As they get older, many men typically experience gradual loss of bone mass. Our bones are naturally being constantly broken down and replaced but, as we age, sometimes the body can't replace bone as quickly as it used to. This means some are at ever-increasing risk for osteoporosis — a condition that weakens bones. Now, a study in Missouri has renewed hope for men suffering from bone loss.
According to WebMD, around 2 million men in the U.S. have osteoporosis with studies showing that between 12 and 16 million men overall suffer from loss of bone density — a condition called osteopenia. The National Osteoporosis Foundation reports that as many as one in four men over age 50 will break a bone due to osteoporosis and that men older than 50 are more likely to do so than they are to get prostate cancer. Though more women than men suffer from the debilitating condition, men are more likely than women to die within a year of breaking a hip because of problems related to the break. Hope for those that live with the condition, however, might now have arrived.
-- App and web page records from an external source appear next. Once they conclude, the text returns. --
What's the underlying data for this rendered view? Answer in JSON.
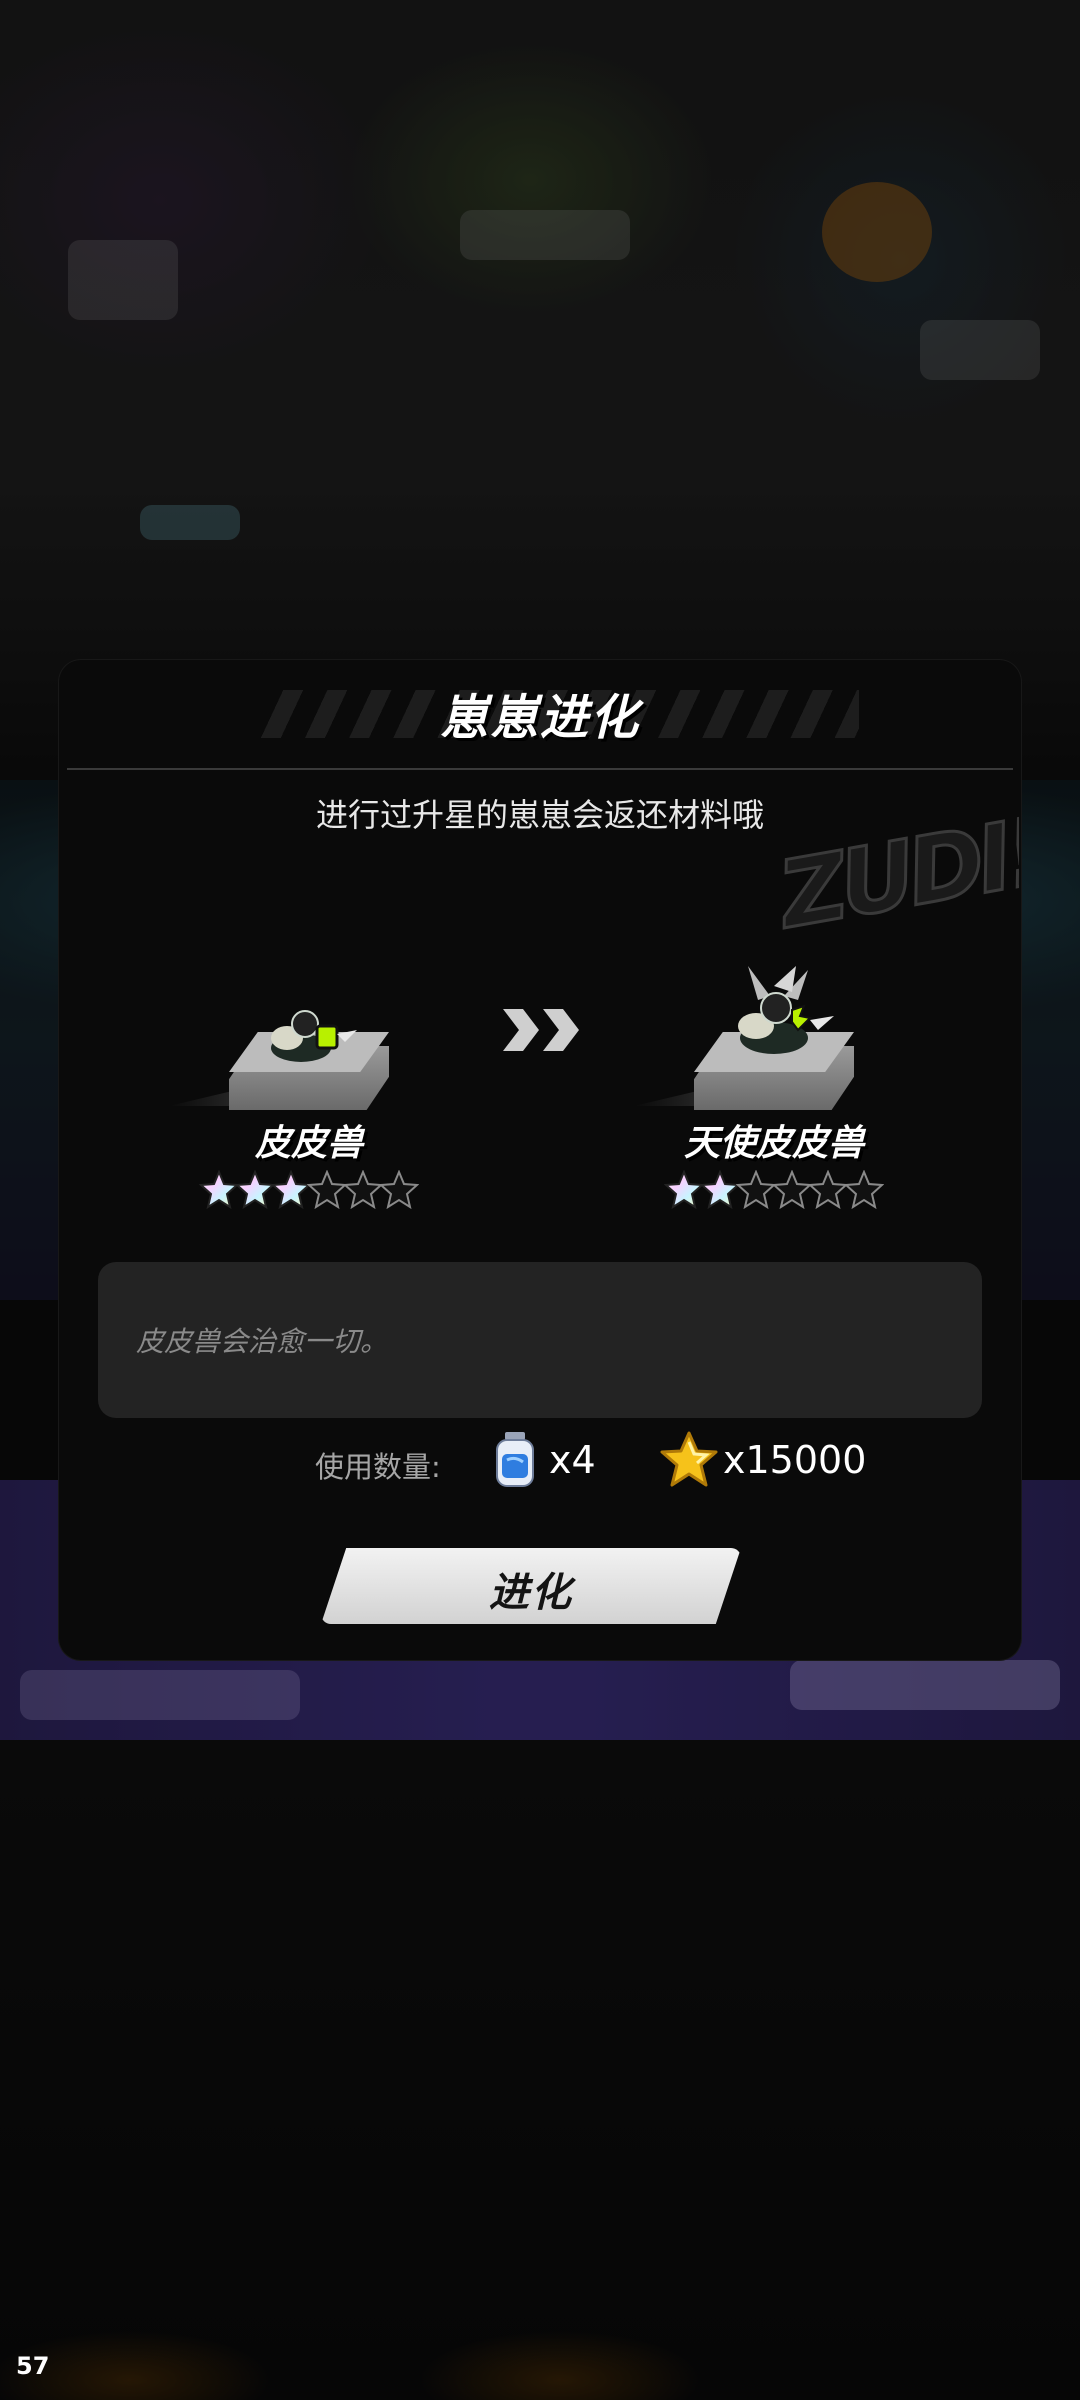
{
  "dialog": {
    "title": "崽崽进化",
    "subtitle": "进行过升星的崽崽会返还材料哦",
    "from_pet": {
      "name": "皮皮兽",
      "stars_filled": 3,
      "stars_total": 6
    },
    "to_pet": {
      "name": "天使皮皮兽",
      "stars_filled": 2,
      "stars_total": 6
    },
    "description": "皮皮兽会治愈一切。",
    "cost": {
      "label": "使用数量:",
      "bottle_count": "x4",
      "coin_count": "x15000",
      "bottle_icon": "evolution-potion-icon",
      "coin_icon": "gold-star-coin-icon"
    },
    "evolve_button": "进化"
  },
  "fps_counter": "57",
  "colors": {
    "dialog_bg": "#0a0a0a",
    "desc_box": "#232323",
    "accent_green": "#b8f000",
    "button_bg": "#e6e6e6"
  }
}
A new study by researchers at the University of Missouri (UM) found that certain types of exercises — including those involving weight-lifting and jumping — improve bone density in active, healthy, middle-aged men when they are built into an exercise routine lasting at least six months. The study was published in the journal Bone.
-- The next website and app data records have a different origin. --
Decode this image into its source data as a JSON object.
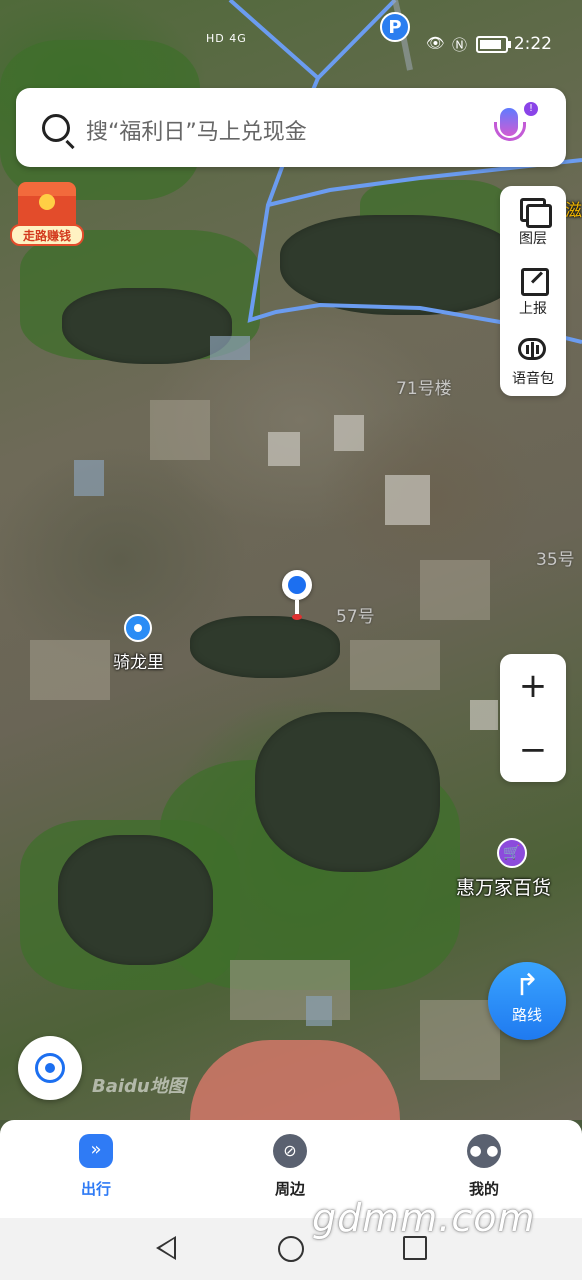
{
  "status_bar": {
    "network": "HD 4G",
    "time": "2:22",
    "battery_level": 0.8
  },
  "search": {
    "placeholder": "搜“福利日”马上兑现金",
    "mic_badge": "!"
  },
  "promo": {
    "label": "走路赚钱"
  },
  "tools": [
    {
      "label": "图层",
      "icon": "layers-icon"
    },
    {
      "label": "上报",
      "icon": "report-icon"
    },
    {
      "label": "语音包",
      "icon": "voice-pack-icon"
    }
  ],
  "map": {
    "labels": {
      "building_71": "71号楼",
      "building_35": "35号",
      "building_57": "57号",
      "poi_qilongli": "骑龙里",
      "poi_store": "惠万家百货",
      "edge_char": "滋",
      "watermark": "Baidu地图"
    },
    "parking_label": "P"
  },
  "zoom": {
    "in": "+",
    "out": "−"
  },
  "route": {
    "label": "路线"
  },
  "bottom_nav": [
    {
      "label": "出行",
      "active": true
    },
    {
      "label": "周边",
      "active": false
    },
    {
      "label": "我的",
      "active": false
    }
  ],
  "watermark_site": "gdmm.com",
  "colors": {
    "accent": "#2f7bf5",
    "route_line": "#6b9cf0"
  }
}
The study looked at 38 physically active, middle-aged men who each completed a year-long program of either weight-lifting or jumping. As part of their programs, participants completed 1 to 2 hours of targeted exercises per week and took calcium and vitamin D supplements throughout the training. Bone mass was measured at the beginning of the study, again after 6 months and once more at the end of the year. The scientists took sophisticated X-ray scans of the whole body as well as others of areas commonly at risk from bone loss — hips and lumbar spines.
The researchers found the bone mass of the whole body and lumbar spine significantly increased after six months of completing the weight-lifting or jumping programs, and this increase was maintained at 12 months. Hip-bone density only increased among those who completed the weight-lifting program. In addition, the researchers say, the study results do not mean that all types of weight lifting will help improve bone mass — specific, targeted exercises are necessary to show results.
"Weight-lifting programs exist to increase muscular strength, but less research has examined what happens to bones during these types of exercises," says Pam Hinton, associate professor and director of nutritional sciences graduate studies in the MU Department of Nutrition and Exercise Physiology. "Our study is the first to show that exercise-based interventions work to increase bone density in middle-aged men with low bone mass who are otherwise healthy. These exercises could be prescribed to reverse bone loss associated with aging."
"Only the bone experiencing the mechanical load is going to get stronger, so we specifically chose exercises that would load the hip and the spine, which is why we had participants do squats, dead-lifts, lunges and the overhead press," says Hinton. "Also, the intensity of the loading needs to increase over time to build strength. Both of the training programs gradually increased in intensity, and our participants also had rest weeks. Bones need to rest to continue to maximize the response."
Throughout their training programs, participants were asked to rate any pain and fatigue they felt after completing the exercises. Participants initially reported minimal pain and fatigue and even these ratings decreased over the year. Hinton says individuals who want to use similar training programs to improve bone density should consider their current activity levels and exercise preferences as well as time and equipment constraints. It goes without saying that, if you are considering a change in your exercise and fitness regime, it's always best to consult a health professional first — particularly if your bones are at risk.
We have reported on exciting new treatments for bone loss before but, as Hinton reminds us, prevention is often better than cure — simple steps now can lead to big benefits in the future. "Individuals don't typically have to know they have heart disease, high blood pressure or pre-diabetes to start exercising," she says. "Similarly, individuals don't have to know they have osteoporosis to start lifting weights. The interventions we studied are effective, safe and take 60-120 minutes per week to complete, which is feasible for most people. Also, the exercises can be done at home and require minimal exercise equipment, which adds to the ease of implementing and continuing these interventions."